One important note to start out: Because this test kills all the bees that are tested, it’s important to be able to find your queen and make sure she isn’t among the bees being tested. If you cannot be certain that you will be able to spot your queen, select a frame away from the brood nest and use that one for the test.

Before you start Fill the Varroa EasyCheck device with isopropyl (rubbing) alcohol or windshield washing fluid. Add enough fluid so that it’s above the bottom of the inner perforated cylinder.

Find and, if possible, isolate the queen. You can temporarily place the queen and the frames she’s in a nuc box.

The bees with the most amount of mites on their bodies are likely to be the nurse bees caring for the open brood. Those are the bees you want to test. Select a frame that is at the outer edge of, or just outside, the brood area. Look the frame over carefully to make sure the queen is not on it.

Set the plastic tub on the ground near the stack. Hold the selected frame firmly and give it a sharp downward shake directly over the tub. This will dislodge the bees and drop them, unharmed, into the box. The nurse bees, unlike the foragers and drones, will stay in the box for a short period. As soon as the bees are off the frame, put it back into hive to keep the brood warm and safe.

Frame Drop/Shake

Get the bees into the sampling container. This is a critical step in achieving test accuracy. A precise, and consistent, sample size (the number of bees actually tested) is the key to getting reliable results so take some care with this step.

First, consolidate the bees in the plastic tub by giving one corner a sharp thump on the ground. This will drop all the bees down into that corner of the box.

Use a half-cup measuring scoop to gather the bees to be tested up from those in the corner of the box. Remove the lid of the Varroa EasyCheck and dump the bees into the inner basket. Put the lid back on.
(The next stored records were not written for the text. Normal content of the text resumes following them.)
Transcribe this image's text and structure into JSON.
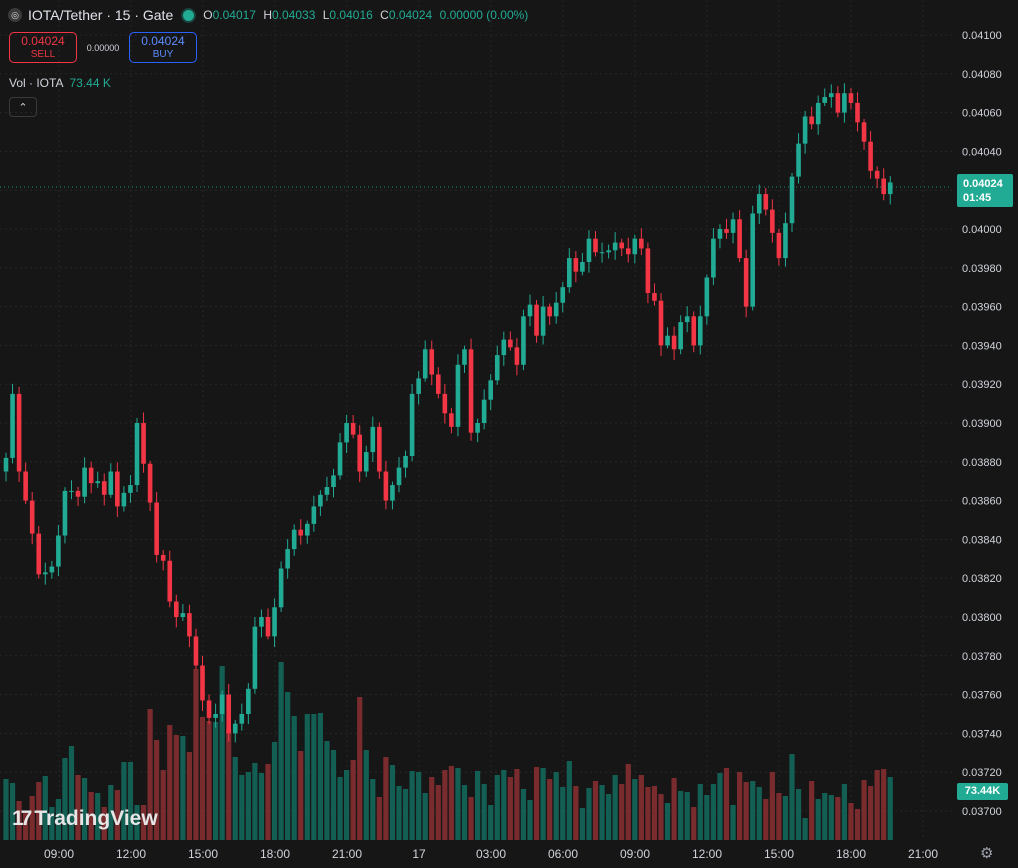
{
  "header": {
    "symbol_title": "IOTA/Tether · 15 · Gate",
    "logo_glyph": "◎",
    "ohlc": {
      "o_label": "O",
      "o": "0.04017",
      "h_label": "H",
      "h": "0.04033",
      "l_label": "L",
      "l": "0.04016",
      "c_label": "C",
      "c": "0.04024",
      "change": "0.00000 (0.00%)"
    }
  },
  "trade": {
    "sell_price": "0.04024",
    "sell_label": "SELL",
    "spread": "0.00000",
    "buy_price": "0.04024",
    "buy_label": "BUY"
  },
  "volume_legend": {
    "label": "Vol · IOTA",
    "value": "73.44 K"
  },
  "collapse_glyph": "⌃",
  "last_price": {
    "price": "0.04024",
    "countdown": "01:45"
  },
  "volume_tag": "73.44K",
  "brand": {
    "logo": "17",
    "name": "TradingView"
  },
  "settings_glyph": "⚙",
  "colors": {
    "up": "#22ab94",
    "down": "#f23645",
    "vol_up": "#135f54",
    "vol_down": "#7a2b2d",
    "background": "#161616"
  },
  "chart_data": {
    "type": "candlestick",
    "y_axis": {
      "min": 0.03695,
      "max": 0.04105,
      "ticks": [
        "0.04100",
        "0.04080",
        "0.04060",
        "0.04040",
        "0.04020",
        "0.04000",
        "0.03980",
        "0.03960",
        "0.03940",
        "0.03920",
        "0.03900",
        "0.03880",
        "0.03860",
        "0.03840",
        "0.03820",
        "0.03800",
        "0.03780",
        "0.03760",
        "0.03740",
        "0.03720",
        "0.03700"
      ]
    },
    "x_axis": {
      "labels": [
        "09:00",
        "12:00",
        "15:00",
        "18:00",
        "21:00",
        "17",
        "03:00",
        "06:00",
        "09:00",
        "12:00",
        "15:00",
        "18:00",
        "21:00"
      ]
    },
    "close": [
      0.03882,
      0.03915,
      0.03875,
      0.0386,
      0.03843,
      0.03822,
      0.03823,
      0.03826,
      0.03842,
      0.03865,
      0.03865,
      0.03862,
      0.03877,
      0.03869,
      0.0387,
      0.03863,
      0.03875,
      0.03857,
      0.03864,
      0.03868,
      0.039,
      0.03879,
      0.03859,
      0.03832,
      0.03829,
      0.03808,
      0.038,
      0.03802,
      0.0379,
      0.03775,
      0.03757,
      0.03748,
      0.0375,
      0.0376,
      0.0374,
      0.03745,
      0.0375,
      0.03763,
      0.03795,
      0.038,
      0.0379,
      0.03805,
      0.03825,
      0.03835,
      0.03845,
      0.03842,
      0.03848,
      0.03857,
      0.03863,
      0.03867,
      0.03873,
      0.0389,
      0.039,
      0.03894,
      0.03875,
      0.03885,
      0.03898,
      0.03875,
      0.0386,
      0.03868,
      0.03877,
      0.03883,
      0.03915,
      0.03923,
      0.03938,
      0.03925,
      0.03915,
      0.03905,
      0.03898,
      0.0393,
      0.03938,
      0.03895,
      0.039,
      0.03912,
      0.03922,
      0.03935,
      0.03943,
      0.03939,
      0.0393,
      0.03955,
      0.03961,
      0.03945,
      0.0396,
      0.03955,
      0.03962,
      0.0397,
      0.03985,
      0.03978,
      0.03983,
      0.03995,
      0.03988,
      0.03988,
      0.03989,
      0.03993,
      0.0399,
      0.03987,
      0.03995,
      0.0399,
      0.03967,
      0.03963,
      0.0394,
      0.03945,
      0.03938,
      0.03952,
      0.03955,
      0.0394,
      0.03955,
      0.03975,
      0.03995,
      0.04,
      0.03998,
      0.04005,
      0.03985,
      0.0396,
      0.04008,
      0.04018,
      0.0401,
      0.03998,
      0.03985,
      0.04003,
      0.04027,
      0.04044,
      0.04058,
      0.04054,
      0.04065,
      0.04068,
      0.0407,
      0.0406,
      0.0407,
      0.04065,
      0.04055,
      0.04045,
      0.0403,
      0.04026,
      0.04018,
      0.04024
    ],
    "volume": [
      61,
      57,
      39,
      27,
      44,
      58,
      64,
      33,
      41,
      82,
      94,
      65,
      62,
      48,
      47,
      33,
      55,
      50,
      78,
      78,
      35,
      35,
      131,
      100,
      70,
      115,
      105,
      104,
      88,
      171,
      123,
      119,
      118,
      174,
      111,
      83,
      65,
      68,
      77,
      67,
      76,
      98,
      178,
      148,
      124,
      89,
      126,
      126,
      127,
      99,
      90,
      63,
      70,
      80,
      143,
      90,
      61,
      43,
      83,
      75,
      54,
      51,
      69,
      68,
      47,
      63,
      55,
      70,
      74,
      72,
      55,
      43,
      69,
      56,
      35,
      65,
      70,
      63,
      71,
      51,
      40,
      73,
      72,
      61,
      68,
      53,
      79,
      54,
      32,
      52,
      59,
      55,
      46,
      65,
      56,
      76,
      61,
      65,
      53,
      54,
      46,
      37,
      62,
      49,
      48,
      33,
      56,
      45,
      56,
      67,
      72,
      35,
      68,
      58,
      59,
      53,
      41,
      68,
      47,
      44,
      86,
      51,
      22,
      59,
      41,
      47,
      45,
      43,
      56,
      37,
      31,
      60,
      54,
      70,
      71,
      63
    ]
  }
}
An alternative way to select the bees to be sampled: After finding and isolating the queen, select a frame from the brood nest. Use the empty basket to collect the bees by sliding it gently down the frame which will cause bees to fall down into it. Continue until the level of bees in the basket comes up to the upper line on the cup which is equivalent to a 300 bee sample. Then place the cup into the outer container and put the lid on.

Doing the test:

  1. Shake once to wet the bees and then open the container and add fluid up to the upper line on the outer container.
  2. Shake the container gently for 60 seconds.
  3. Hold the container up to the light and count the mites.
  4. Divide the mite count by 3 to get a percentage (e.g. 15 mites per 300 bees = 5 per 100, or 5%).

After you’ve counted the mites, lift the basket out and discard the bees. Pour the sampling fluid through the strainer to remove the mites and debris. The sampling fluid can usually be reused a few times before it needs to replaced.

Watch this short YouTube video on how to perform the test using the Varroa EasyCheck

Evaluating the results: Although some beekeepers will allow a 3% infestation rate (nine mites revealed after the test), here at Betterbee we consider the treatment threshold to be 2% (no more than six mites per 300 bees.) Over time, you will develop your own thresholds based on the success of your hives, but 2% is a good starting point.